AIDS 2012: Defining an Exit Strategy for Ending AIDS in Black America

Content From: HIV.govPublished: May 03, 20122 min read


Phill Wilson
The Black AIDS InstituteExit Disclaimer is a local community partner for AIDS 2012. asked the Institute to share its perspective on the conference.Every two years, the International AIDS Conference (AIDS 2012)Exit Disclaimer serves as the most important HIV-related scientific meeting in the world. This year’s conference—the first in the U.S. in more than two decades—is sure to highlight cutting-edge research findings and unparalleled opportunities for diverse stakeholders to network with each other. Program tracks will focus on leadership and affected communities, and a special series will provide skills-building sessions for those engaged in HIV-related work. For these reasons and more, AIDS 2012 offers a unique chance to shine a global and national spotlight on the fight against AIDS in Black America.
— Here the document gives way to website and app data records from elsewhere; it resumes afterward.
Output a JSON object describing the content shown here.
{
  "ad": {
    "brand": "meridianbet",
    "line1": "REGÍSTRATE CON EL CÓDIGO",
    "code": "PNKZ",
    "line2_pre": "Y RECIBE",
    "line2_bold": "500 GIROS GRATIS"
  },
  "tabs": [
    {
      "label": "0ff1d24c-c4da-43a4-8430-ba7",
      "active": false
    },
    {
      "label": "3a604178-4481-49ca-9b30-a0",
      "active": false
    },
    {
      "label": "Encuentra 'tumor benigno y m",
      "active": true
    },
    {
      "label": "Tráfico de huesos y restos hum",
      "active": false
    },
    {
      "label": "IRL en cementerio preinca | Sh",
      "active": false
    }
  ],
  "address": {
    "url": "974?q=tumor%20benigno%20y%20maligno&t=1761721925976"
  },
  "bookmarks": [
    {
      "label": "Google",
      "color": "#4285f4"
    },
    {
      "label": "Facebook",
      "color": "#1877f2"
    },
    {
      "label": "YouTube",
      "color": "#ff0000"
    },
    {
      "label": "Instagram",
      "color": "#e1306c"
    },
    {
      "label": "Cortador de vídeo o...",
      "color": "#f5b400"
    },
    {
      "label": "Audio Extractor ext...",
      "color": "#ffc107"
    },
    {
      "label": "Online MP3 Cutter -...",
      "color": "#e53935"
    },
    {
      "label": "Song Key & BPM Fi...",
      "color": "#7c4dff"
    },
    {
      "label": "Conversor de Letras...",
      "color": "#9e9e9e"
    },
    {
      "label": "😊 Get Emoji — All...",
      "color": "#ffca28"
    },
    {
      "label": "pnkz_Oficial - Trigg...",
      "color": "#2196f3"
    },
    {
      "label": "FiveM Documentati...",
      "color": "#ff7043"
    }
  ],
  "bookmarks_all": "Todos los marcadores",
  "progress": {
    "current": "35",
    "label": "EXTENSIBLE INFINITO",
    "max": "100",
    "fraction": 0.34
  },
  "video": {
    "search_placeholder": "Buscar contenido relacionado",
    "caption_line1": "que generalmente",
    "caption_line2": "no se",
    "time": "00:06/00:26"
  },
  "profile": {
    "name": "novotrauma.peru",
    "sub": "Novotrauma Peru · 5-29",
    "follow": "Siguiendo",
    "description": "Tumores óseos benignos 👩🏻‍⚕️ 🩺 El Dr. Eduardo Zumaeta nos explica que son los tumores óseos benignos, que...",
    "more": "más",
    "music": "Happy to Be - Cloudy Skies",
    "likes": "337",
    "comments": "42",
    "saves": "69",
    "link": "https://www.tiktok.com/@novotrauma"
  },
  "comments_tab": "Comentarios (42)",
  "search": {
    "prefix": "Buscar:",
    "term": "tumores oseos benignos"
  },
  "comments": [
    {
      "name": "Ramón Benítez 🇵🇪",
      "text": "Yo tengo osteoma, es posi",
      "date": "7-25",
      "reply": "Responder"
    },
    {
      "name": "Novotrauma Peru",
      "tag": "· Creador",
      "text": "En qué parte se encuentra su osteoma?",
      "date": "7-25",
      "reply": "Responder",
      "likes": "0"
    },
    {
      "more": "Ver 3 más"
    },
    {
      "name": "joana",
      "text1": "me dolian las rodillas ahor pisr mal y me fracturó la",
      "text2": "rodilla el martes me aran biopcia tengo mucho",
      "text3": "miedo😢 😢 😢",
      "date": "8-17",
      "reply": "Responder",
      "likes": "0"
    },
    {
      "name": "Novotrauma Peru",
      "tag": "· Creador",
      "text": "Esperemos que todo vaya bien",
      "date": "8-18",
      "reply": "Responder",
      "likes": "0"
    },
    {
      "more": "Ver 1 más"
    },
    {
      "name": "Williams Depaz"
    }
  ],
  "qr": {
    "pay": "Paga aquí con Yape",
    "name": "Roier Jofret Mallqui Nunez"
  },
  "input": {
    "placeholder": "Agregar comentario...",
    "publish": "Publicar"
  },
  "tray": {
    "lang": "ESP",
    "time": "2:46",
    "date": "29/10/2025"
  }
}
Not only will the conference occur in the city where the most important HIV-related political decisions are made, but the host city also vividly illustrates both the challenges posed by AIDS in Black America as well as ways that Black communities are responding to these challenges.

Three percent is contributing to this effort by sponsoring a delegation of Black journalists, working with the Henry J. Kaiser Family Foundation and others to provide AIDS training to attending journalists, sponsoring Black treatment advocatesExit Disclaimer to attend the conference, and reporting each day to the grassroots on major happenings at the meeting.
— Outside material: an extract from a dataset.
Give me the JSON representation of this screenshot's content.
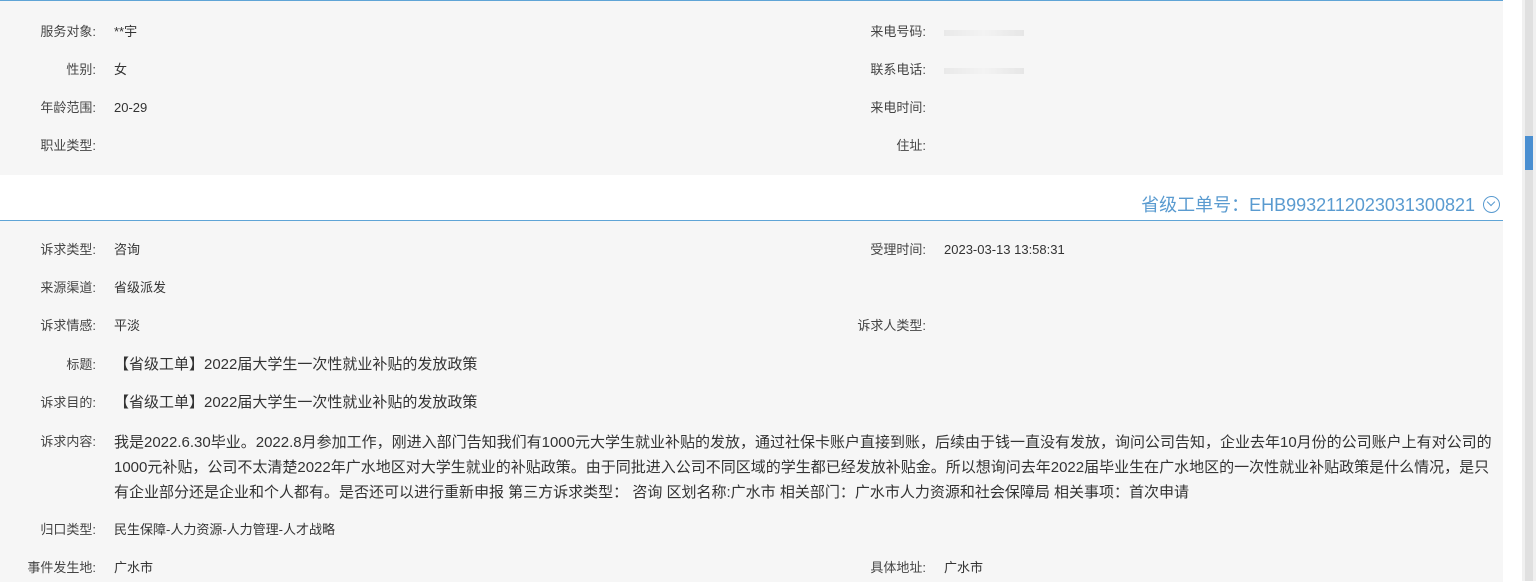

Engagement in the International AIDS Conference is important to the goal of ending AIDS in Black America. As biomedical tools will be essential to efforts to reduce the spread of HIV and lower the incidence of HIV-related illness and death, Black communities need to build strong and durable science and treatment literacy to enable community members to understand and use AIDS-fighting tools. The conference also offers a unique opportunity for Black Americans involved in the HIV response to network with, and learn from, counterparts from other parts of the world, especially those working to fight AIDS in the worldwide Black diaspora.